* **Task objective**:
Reproduce the records below in full and without edits, omitting images.

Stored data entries
○ ○ ○ ○ ○
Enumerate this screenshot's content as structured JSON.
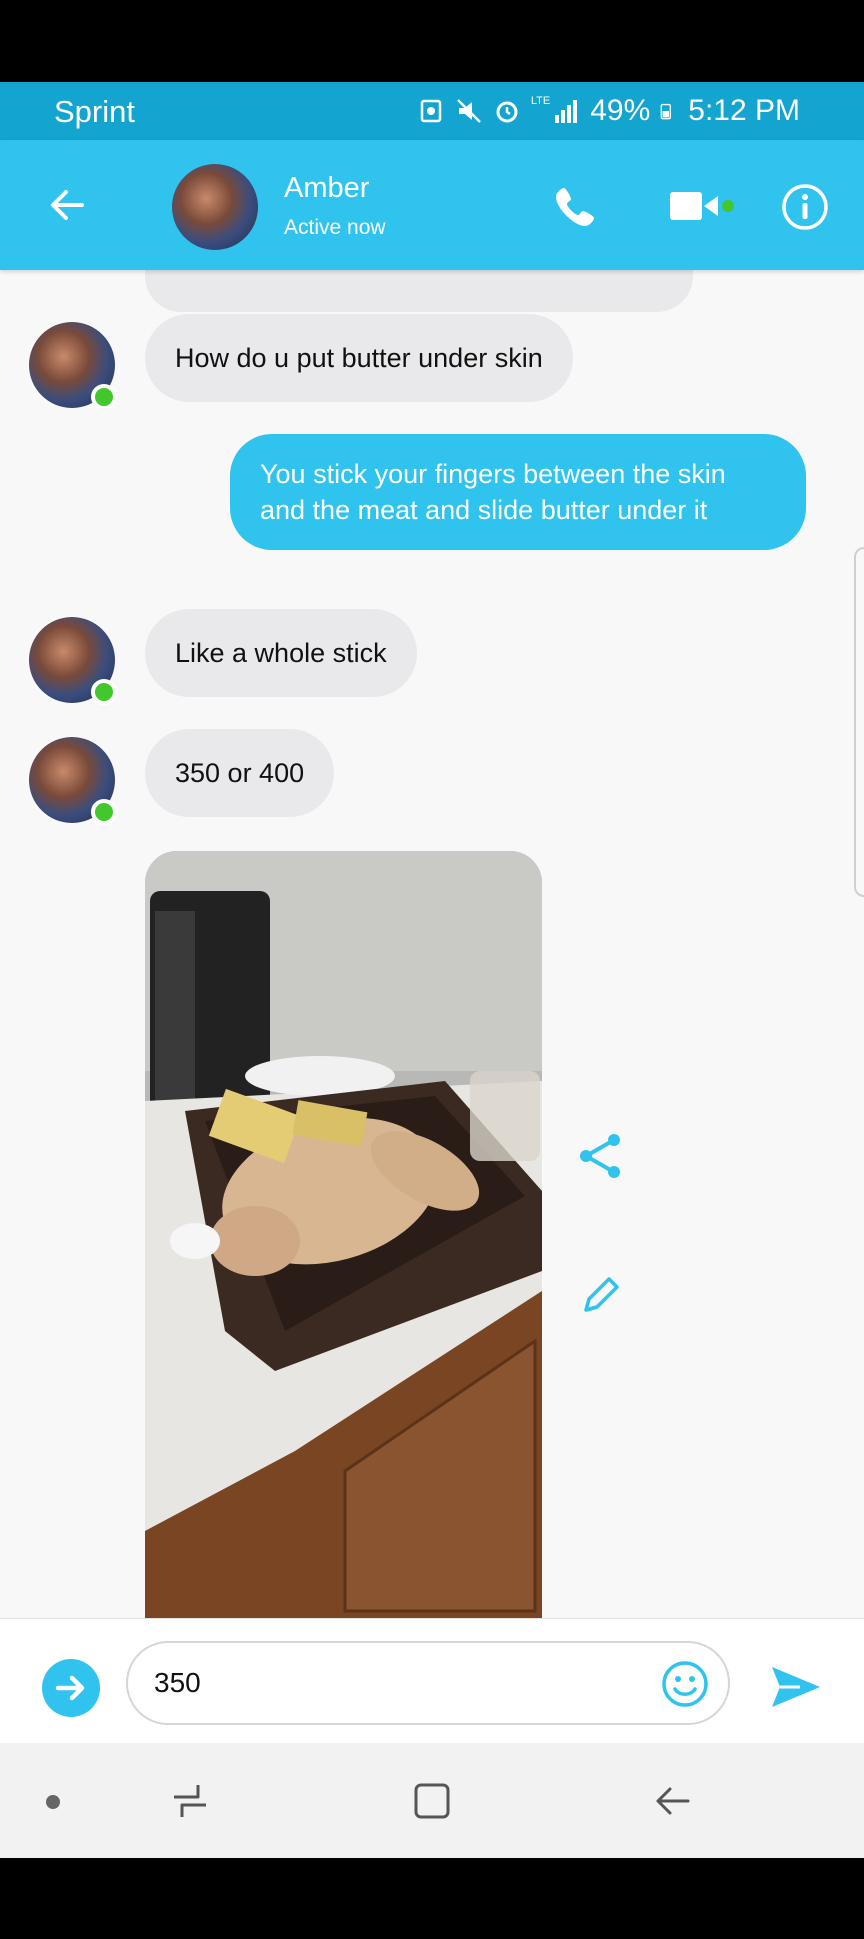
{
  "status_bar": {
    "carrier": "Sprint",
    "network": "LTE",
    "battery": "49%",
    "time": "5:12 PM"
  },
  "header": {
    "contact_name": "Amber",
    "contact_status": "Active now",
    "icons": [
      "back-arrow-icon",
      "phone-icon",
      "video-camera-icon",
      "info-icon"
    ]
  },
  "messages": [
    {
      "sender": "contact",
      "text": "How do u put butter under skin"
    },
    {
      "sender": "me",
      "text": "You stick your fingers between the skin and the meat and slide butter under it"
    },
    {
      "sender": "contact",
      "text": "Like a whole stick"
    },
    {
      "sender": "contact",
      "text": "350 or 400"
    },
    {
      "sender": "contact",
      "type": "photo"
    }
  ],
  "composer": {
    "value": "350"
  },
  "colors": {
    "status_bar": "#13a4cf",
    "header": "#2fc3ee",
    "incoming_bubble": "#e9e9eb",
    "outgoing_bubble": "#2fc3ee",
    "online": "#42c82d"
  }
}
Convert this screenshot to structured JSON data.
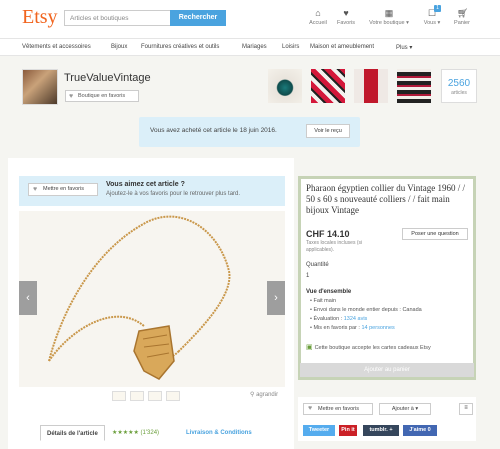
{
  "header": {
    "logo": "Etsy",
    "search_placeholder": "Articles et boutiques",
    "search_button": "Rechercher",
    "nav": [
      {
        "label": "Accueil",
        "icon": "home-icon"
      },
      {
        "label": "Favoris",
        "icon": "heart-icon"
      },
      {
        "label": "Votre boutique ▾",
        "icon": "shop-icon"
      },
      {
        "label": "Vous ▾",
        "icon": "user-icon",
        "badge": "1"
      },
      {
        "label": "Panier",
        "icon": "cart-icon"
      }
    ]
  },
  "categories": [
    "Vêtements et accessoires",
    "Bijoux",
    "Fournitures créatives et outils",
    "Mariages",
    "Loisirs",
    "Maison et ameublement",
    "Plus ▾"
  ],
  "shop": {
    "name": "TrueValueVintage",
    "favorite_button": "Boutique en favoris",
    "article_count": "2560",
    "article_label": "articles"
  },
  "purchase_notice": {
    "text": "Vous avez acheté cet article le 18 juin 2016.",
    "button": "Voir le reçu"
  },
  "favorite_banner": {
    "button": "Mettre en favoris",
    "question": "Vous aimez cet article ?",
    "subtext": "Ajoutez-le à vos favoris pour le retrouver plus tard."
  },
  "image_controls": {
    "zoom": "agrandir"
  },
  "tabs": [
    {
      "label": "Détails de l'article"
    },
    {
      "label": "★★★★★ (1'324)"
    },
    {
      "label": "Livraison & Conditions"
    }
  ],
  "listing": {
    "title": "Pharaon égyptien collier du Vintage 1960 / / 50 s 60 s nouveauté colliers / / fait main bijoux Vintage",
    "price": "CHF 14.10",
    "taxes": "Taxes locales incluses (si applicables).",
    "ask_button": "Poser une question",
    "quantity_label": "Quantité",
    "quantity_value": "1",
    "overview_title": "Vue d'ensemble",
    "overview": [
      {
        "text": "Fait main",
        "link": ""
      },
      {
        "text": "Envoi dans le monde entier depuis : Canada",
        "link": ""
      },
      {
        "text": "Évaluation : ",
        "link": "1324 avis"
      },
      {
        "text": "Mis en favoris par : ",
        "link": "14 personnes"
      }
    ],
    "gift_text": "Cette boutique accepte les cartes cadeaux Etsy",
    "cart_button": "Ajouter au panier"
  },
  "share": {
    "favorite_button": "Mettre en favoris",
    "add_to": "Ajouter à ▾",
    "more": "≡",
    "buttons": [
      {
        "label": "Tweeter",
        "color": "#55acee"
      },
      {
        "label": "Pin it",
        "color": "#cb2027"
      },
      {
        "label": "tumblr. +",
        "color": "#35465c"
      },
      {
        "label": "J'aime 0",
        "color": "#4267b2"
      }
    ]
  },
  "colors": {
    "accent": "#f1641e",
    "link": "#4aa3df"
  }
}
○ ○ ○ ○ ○
* **Expected answer**:
Enumerate this screenshot's content as structured JSON.
{
  "status_bar": {
    "carrier": "Sprint",
    "network": "LTE",
    "battery": "49%",
    "time": "5:12 PM"
  },
  "header": {
    "contact_name": "Amber",
    "contact_status": "Active now",
    "icons": [
      "back-arrow-icon",
      "phone-icon",
      "video-camera-icon",
      "info-icon"
    ]
  },
  "messages": [
    {
      "sender": "contact",
      "text": "How do u put butter under skin"
    },
    {
      "sender": "me",
      "text": "You stick your fingers between the skin and the meat and slide butter under it"
    },
    {
      "sender": "contact",
      "text": "Like a whole stick"
    },
    {
      "sender": "contact",
      "text": "350 or 400"
    },
    {
      "sender": "contact",
      "type": "photo"
    }
  ],
  "composer": {
    "value": "350"
  },
  "colors": {
    "status_bar": "#13a4cf",
    "header": "#2fc3ee",
    "incoming_bubble": "#e9e9eb",
    "outgoing_bubble": "#2fc3ee",
    "online": "#42c82d"
  }
}
Convert this screenshot to structured JSON data.
{
  "header": {
    "logo": "Etsy",
    "search_placeholder": "Articles et boutiques",
    "search_button": "Rechercher",
    "nav": [
      {
        "label": "Accueil",
        "icon": "home-icon"
      },
      {
        "label": "Favoris",
        "icon": "heart-icon"
      },
      {
        "label": "Votre boutique ▾",
        "icon": "shop-icon"
      },
      {
        "label": "Vous ▾",
        "icon": "user-icon",
        "badge": "1"
      },
      {
        "label": "Panier",
        "icon": "cart-icon"
      }
    ]
  },
  "categories": [
    "Vêtements et accessoires",
    "Bijoux",
    "Fournitures créatives et outils",
    "Mariages",
    "Loisirs",
    "Maison et ameublement",
    "Plus ▾"
  ],
  "shop": {
    "name": "TrueValueVintage",
    "favorite_button": "Boutique en favoris",
    "article_count": "2560",
    "article_label": "articles"
  },
  "purchase_notice": {
    "text": "Vous avez acheté cet article le 18 juin 2016.",
    "button": "Voir le reçu"
  },
  "favorite_banner": {
    "button": "Mettre en favoris",
    "question": "Vous aimez cet article ?",
    "subtext": "Ajoutez-le à vos favoris pour le retrouver plus tard."
  },
  "image_controls": {
    "zoom": "agrandir"
  },
  "tabs": [
    {
      "label": "Détails de l'article"
    },
    {
      "label": "★★★★★ (1'324)"
    },
    {
      "label": "Livraison & Conditions"
    }
  ],
  "listing": {
    "title": "Pharaon égyptien collier du Vintage 1960 / / 50 s 60 s nouveauté colliers / / fait main bijoux Vintage",
    "price": "CHF 14.10",
    "taxes": "Taxes locales incluses (si applicables).",
    "ask_button": "Poser une question",
    "quantity_label": "Quantité",
    "quantity_value": "1",
    "overview_title": "Vue d'ensemble",
    "overview": [
      {
        "text": "Fait main",
        "link": ""
      },
      {
        "text": "Envoi dans le monde entier depuis : Canada",
        "link": ""
      },
      {
        "text": "Évaluation : ",
        "link": "1324 avis"
      },
      {
        "text": "Mis en favoris par : ",
        "link": "14 personnes"
      }
    ],
    "gift_text": "Cette boutique accepte les cartes cadeaux Etsy",
    "cart_button": "Ajouter au panier"
  },
  "share": {
    "favorite_button": "Mettre en favoris",
    "add_to": "Ajouter à ▾",
    "more": "≡",
    "buttons": [
      {
        "label": "Tweeter",
        "color": "#55acee"
      },
      {
        "label": "Pin it",
        "color": "#cb2027"
      },
      {
        "label": "tumblr. +",
        "color": "#35465c"
      },
      {
        "label": "J'aime 0",
        "color": "#4267b2"
      }
    ]
  },
  "colors": {
    "accent": "#f1641e",
    "link": "#4aa3df"
  }
}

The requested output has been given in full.